|

Click here to expand and collapse the player

Sao Paulo

Rate It! Avg: 4.0 (60 ratings)
Retail
Member
Sao Paulo album cover
01
Sao Paulo
5:56
$0.49
$0.99
02
Smile
3:06
$0.49
$0.99
03
Houston
3:49
$0.49
$0.99
04
Can't Make it Through the Night
3:23
$0.49
$0.99
05
Adalee
5:12
$0.49
$0.99
06
The River Song
3:03
$0.49
$0.99
07
It's A Shame
4:06
$0.49
$0.99
08
The Same Old Rule
3:18
$0.49
$0.99
09
Yesterday's Style
3:08
$0.49
$0.99
10
Always A Friend of Mine
3:11
$0.49
$0.99
Album Information

Total Tracks: 10   Total Length: 38:12

Find a problem with a track? Let us know.

Write a Review 4 Member Reviews

Please register before you review a release. Register

user avatar

Dead Lyrics

hagjer

Funny, I down loaded this because it reminded me of the Rolling Stones but after a few listens I find the music good and the Lyrics very generic. I kept thinking about the Rutles. You know the comic (Monty Python) fake Beatles knockoff.

user avatar

Southern Rock quality

Average-Nights-Jack

So what if they do take their lead from Messrs Jagger & Richard they still stand head and shoulders above most contemporaries. Another quality sounding album from the Deadstrings and well worth the download.

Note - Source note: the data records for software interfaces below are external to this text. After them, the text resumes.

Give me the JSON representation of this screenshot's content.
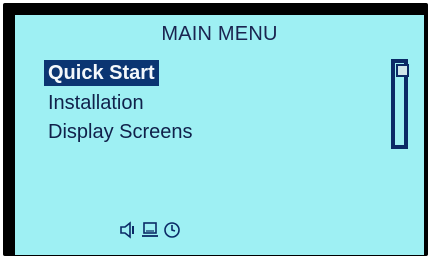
{
  "menu": {
    "title": "MAIN MENU",
    "items": [
      {
        "label": "Quick Start",
        "selected": true
      },
      {
        "label": "Installation",
        "selected": false
      },
      {
        "label": "Display Screens",
        "selected": false
      }
    ]
  },
  "scrollbar": {
    "position_fraction": 0
  },
  "status_bar": {
    "icons": [
      "speaker-icon",
      "computer-icon",
      "clock-icon"
    ]
  },
  "colors": {
    "screen_background": "#9ef0f3",
    "frame": "#000000",
    "text": "#10204a",
    "selection_background": "#0b3572",
    "selection_text": "#f4f8fb"
  }
}
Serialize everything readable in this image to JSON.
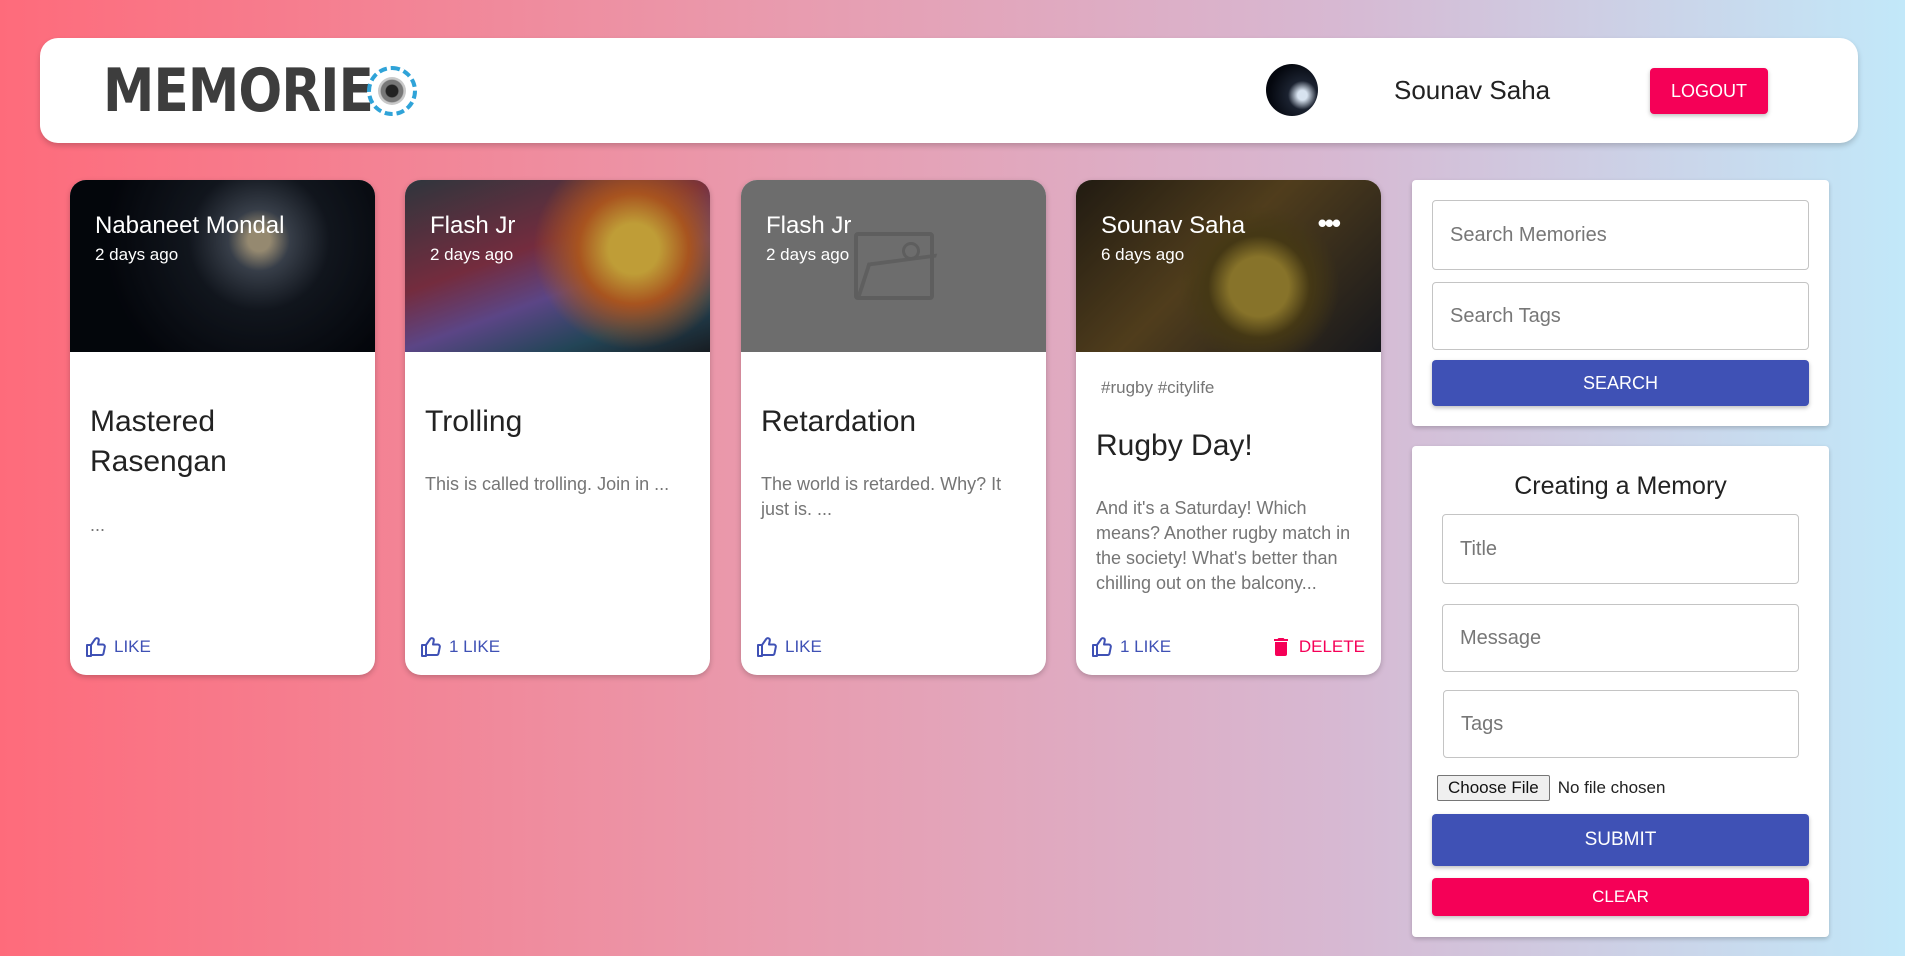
{
  "header": {
    "brand": "MEMORIES",
    "username": "Sounav Saha",
    "logout_label": "LOGOUT"
  },
  "posts": [
    {
      "author": "Nabaneet Mondal",
      "time": "2 days ago",
      "tags": "",
      "title": "Mastered Rasengan",
      "message": "...",
      "like_label": "LIKE"
    },
    {
      "author": "Flash Jr",
      "time": "2 days ago",
      "tags": "",
      "title": "Trolling",
      "message": "This is called trolling. Join in ...",
      "like_label": "1 LIKE"
    },
    {
      "author": "Flash Jr",
      "time": "2 days ago",
      "tags": "",
      "title": "Retardation",
      "message": "The world is retarded. Why? It just is. ...",
      "like_label": "LIKE"
    },
    {
      "author": "Sounav Saha",
      "time": "6 days ago",
      "tags": "#rugby #citylife",
      "title": "Rugby Day!",
      "message": "And it's a Saturday! Which means? Another rugby match in the society! What's better than chilling out on the balcony...",
      "like_label": "1 LIKE",
      "delete_label": "DELETE"
    }
  ],
  "search": {
    "memories_placeholder": "Search Memories",
    "tags_placeholder": "Search Tags",
    "button_label": "SEARCH"
  },
  "form": {
    "title": "Creating a Memory",
    "title_placeholder": "Title",
    "message_placeholder": "Message",
    "tags_placeholder": "Tags",
    "choose_file_label": "Choose File",
    "no_file_text": "No file chosen",
    "submit_label": "SUBMIT",
    "clear_label": "CLEAR"
  },
  "colors": {
    "primary": "#3f51b5",
    "secondary": "#f50057",
    "gradient_start": "#fe6b7b",
    "gradient_end": "#c2e8f9"
  }
}
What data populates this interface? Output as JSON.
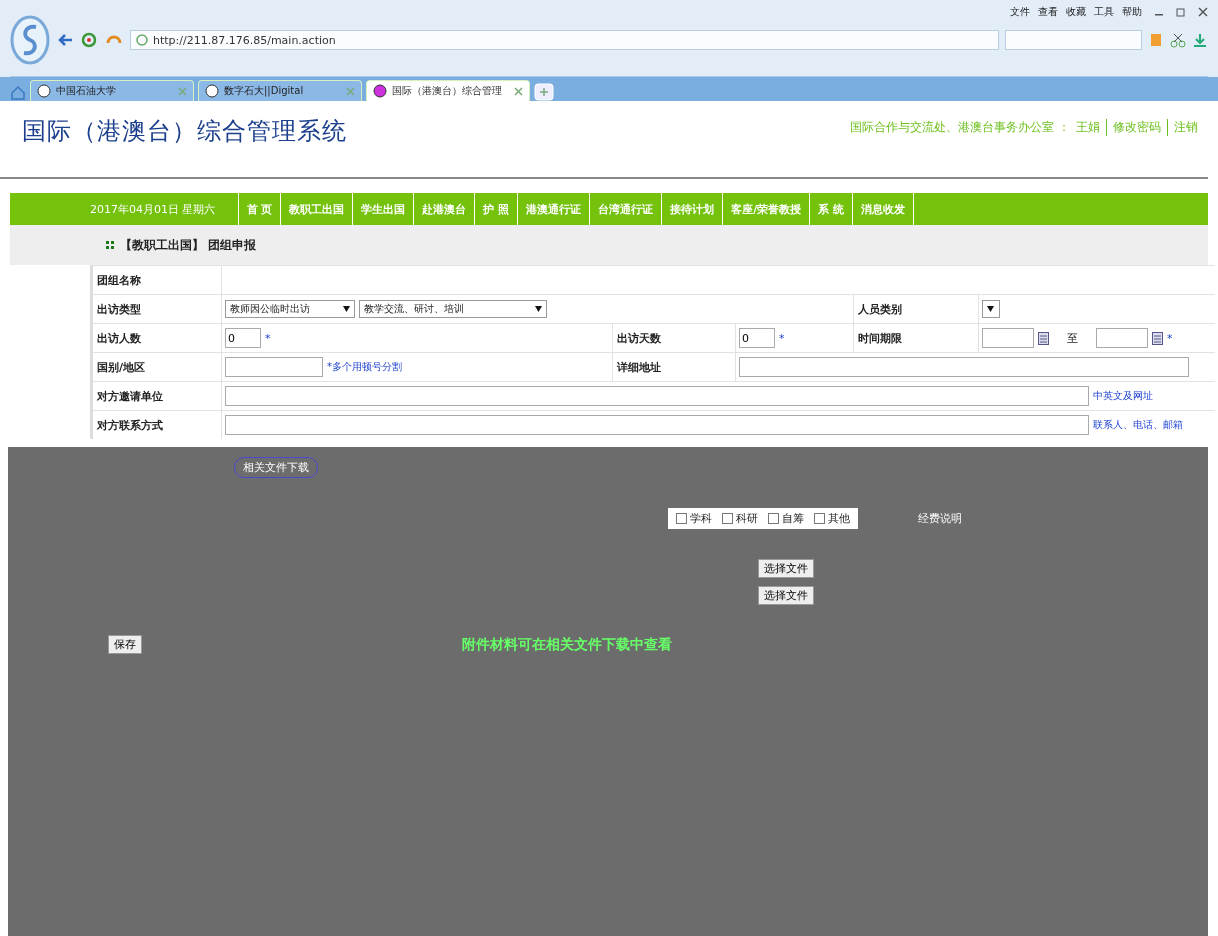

user avatar

We don't need no stinkin stones.

Operdoc

Yes they do sound like they memorized all the licks from 'Sticky Fingers'. They also steal from the Band and The Beatles. Who else you gonna steal from? Title track is superb. All the tracks are exceptionally good. Good old country blues southern style rock and roll.

user avatar

BETTER THAN THE ORIGINAL

revjph

The Deadstring Brothers are often accused of sounding like the Rolling Stones. The thing is their recordings are actually better than anything the Stones have put out in the last 25 years.

They Say All Music Guide

There’s no sense repeating the Rolling Stones circa Exile on Main St. comparisons that will likely dog Detroit’s Deadstring Brothers for the foreseeable future. It’s more productive to start from that assumption and progress on to the songs and performances from the band’s fourth release and third for scrappy Americana label Bloodshot. The imprint is a perfect fit for the group’s raw, ragged, and above all soulful country-rock. Frontman Kurt Marschke replicates Jagger’s languid drawl down to the occasional falsetto he employs on whiskey-soaked rockers such as “Houston,” but this is more of a tribute to, rather than an imitation of, the Stones’ notorious frontman. Better still is the overall quality of these songs, all but two of which are written or co-penned by Marschke. The female harmonies of frontwoman Masha Marjieh, so impressive in concert and previously a staple of the Deadstrings’ driving vocal attack, are relegated to the sidelines since she only contributes to three tracks. The tattered truck-stop country at the heart of the group’s approach combines with a Cajun accordion on the lovely ballad “Yesterday’s Style,” one of a pair of contributions from U.K. guitarist Spencer Cullum. His wailing pedal steel threads the country & western that weaves through so much of this disc. Tracks such as the soaring midtempo “Can’t Make It Through the Night,” with its female gospel-infused background vocals, are better than the filler on the mid-’70s Stones albums the DBs obviously love. Some might hear the affecting “Adalee” and dismiss it as a poor man’s “Angie” or “Coming Down Again” (both from Goat’s Head Soup) but with its accordion and heartfelt vocal from the always impressive Marschke, it’s more than a knockoff. Few bands nail this somewhat retro sound more impressively than the Deadstring Brothers, so even if it’s not exactly original, the album remains compelling, affecting, and refreshingly out of step with much of contemporary roots rock. – Hal Horowitz

more »